So, I mapped out the most common destinations that I typically travelled to by car, often with the kids along. Shockeroo: most of these places fell within a six-mile radius of my home — easy biking distance, especially on an ebike.
“I realized I could easily do 90 percent of my daily errands on bike.”
Running errands by bike usually takes extra time; the electric assist changes that dynamic drastically. Better yet, I could get there without getting all sweaty, thanks to (bike nerd alert!) the Bosch electric drive system with four different assist levels. I can ride 18-20 miles on full turbo mode; if I am worried about range, I dial back the assist to get 40-50 miles.
“I rarely ride more than 20 miles in one trip, so I usually opt for full turbo. Why? Because it is fun (uh, really fun).”
How far do you want to go by bike? The Department of Transportation reports that 63% of our daily trips are five miles or less. You might be surprised, like I was, at how easily you can get there by bike.
Don’t freak out over the price
A cargo bike is built to carry a lot of weight and that requires some fancy parts, like high-end brakes so you can stop quickly and safely, even when you’re carrying a big load. If you want electric assist, a good motor can be pricey too.
f you’re considering a cargo bike like the Xtracycle Edgerunner, it’s a commitment, financially. When you add electric assist, the price tag can go north of $6,000.
Some of my racing bikes cost more than that, but it was hard for me to spend that much on a cargo bike.
So, I wrote a list of other things I could buy for about $6,000:
- One Bitcoin
- A used Honda with 200,000 miles on it
- 300 My Little Pony Rainbow Shimmer Princess Luna Pony figurines
- Three and a half tickets to see the Golden State Warriors in the playoffs
Or a well-built cargo bike with electric assist that will last me for thousands of miles of riding over many years. Hmmmm.
Here’s the breakdown: If I ride my Edgerunner for 10 years (a conservative estimate — these bikes are built to last), that’s $600 per year or $50 per month. I save more than that each month on gas and wear and tear on my car. If your family can give up a car because of my cargo bike, you can save even more.
“Bottom line: If I love it and I ride it, my cargo bike pays for itself.”
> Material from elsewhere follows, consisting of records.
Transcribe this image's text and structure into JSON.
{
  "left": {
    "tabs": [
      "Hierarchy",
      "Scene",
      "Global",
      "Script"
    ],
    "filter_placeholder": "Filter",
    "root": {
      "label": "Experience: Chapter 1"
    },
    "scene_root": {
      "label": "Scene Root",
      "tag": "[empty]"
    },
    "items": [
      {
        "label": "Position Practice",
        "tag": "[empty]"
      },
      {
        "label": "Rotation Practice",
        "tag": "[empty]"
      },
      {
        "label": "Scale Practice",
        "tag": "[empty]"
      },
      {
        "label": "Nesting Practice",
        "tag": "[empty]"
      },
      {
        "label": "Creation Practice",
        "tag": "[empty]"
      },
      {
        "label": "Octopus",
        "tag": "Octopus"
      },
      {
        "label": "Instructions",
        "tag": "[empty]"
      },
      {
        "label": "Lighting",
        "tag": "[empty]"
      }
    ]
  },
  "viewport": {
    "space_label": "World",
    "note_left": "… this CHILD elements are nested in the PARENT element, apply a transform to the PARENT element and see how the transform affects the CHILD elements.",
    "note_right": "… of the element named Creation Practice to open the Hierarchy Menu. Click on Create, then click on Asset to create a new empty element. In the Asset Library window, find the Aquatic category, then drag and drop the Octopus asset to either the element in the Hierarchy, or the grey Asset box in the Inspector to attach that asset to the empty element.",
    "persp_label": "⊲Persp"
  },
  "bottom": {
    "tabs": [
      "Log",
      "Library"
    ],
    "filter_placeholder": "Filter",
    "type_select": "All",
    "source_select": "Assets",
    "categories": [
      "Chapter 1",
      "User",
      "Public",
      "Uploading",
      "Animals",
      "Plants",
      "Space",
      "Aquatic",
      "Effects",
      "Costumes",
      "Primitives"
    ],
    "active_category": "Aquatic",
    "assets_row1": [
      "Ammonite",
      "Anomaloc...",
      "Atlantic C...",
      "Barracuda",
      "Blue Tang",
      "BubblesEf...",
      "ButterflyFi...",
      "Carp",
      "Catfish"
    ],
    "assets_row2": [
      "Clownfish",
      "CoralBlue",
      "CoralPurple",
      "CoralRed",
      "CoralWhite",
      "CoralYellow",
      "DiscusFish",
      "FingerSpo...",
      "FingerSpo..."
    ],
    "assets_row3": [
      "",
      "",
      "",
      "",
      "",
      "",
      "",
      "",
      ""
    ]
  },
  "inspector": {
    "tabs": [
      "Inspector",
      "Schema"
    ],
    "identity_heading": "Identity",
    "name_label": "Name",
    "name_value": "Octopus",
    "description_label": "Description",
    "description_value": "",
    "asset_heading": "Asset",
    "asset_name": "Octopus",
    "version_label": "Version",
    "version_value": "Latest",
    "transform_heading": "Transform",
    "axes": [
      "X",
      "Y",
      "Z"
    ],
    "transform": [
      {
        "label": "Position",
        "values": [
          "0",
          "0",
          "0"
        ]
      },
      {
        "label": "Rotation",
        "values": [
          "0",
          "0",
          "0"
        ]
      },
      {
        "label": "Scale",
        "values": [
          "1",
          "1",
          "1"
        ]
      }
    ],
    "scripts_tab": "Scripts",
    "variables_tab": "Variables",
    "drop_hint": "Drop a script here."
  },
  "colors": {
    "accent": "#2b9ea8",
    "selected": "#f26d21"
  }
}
If you want a bike that has electric assist, don’t let the price tag scare you. If an ebike is not expensive, I get nervous about where they are cutting costs — especially if it is a bike that I am going to ride with my children.
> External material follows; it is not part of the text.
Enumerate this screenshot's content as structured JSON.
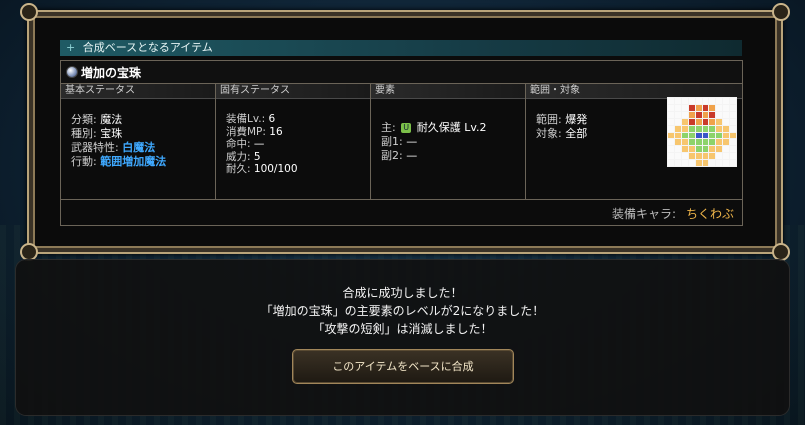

“Getting an Edgerunner has changed my life.” - Brooke Miller, SuperMama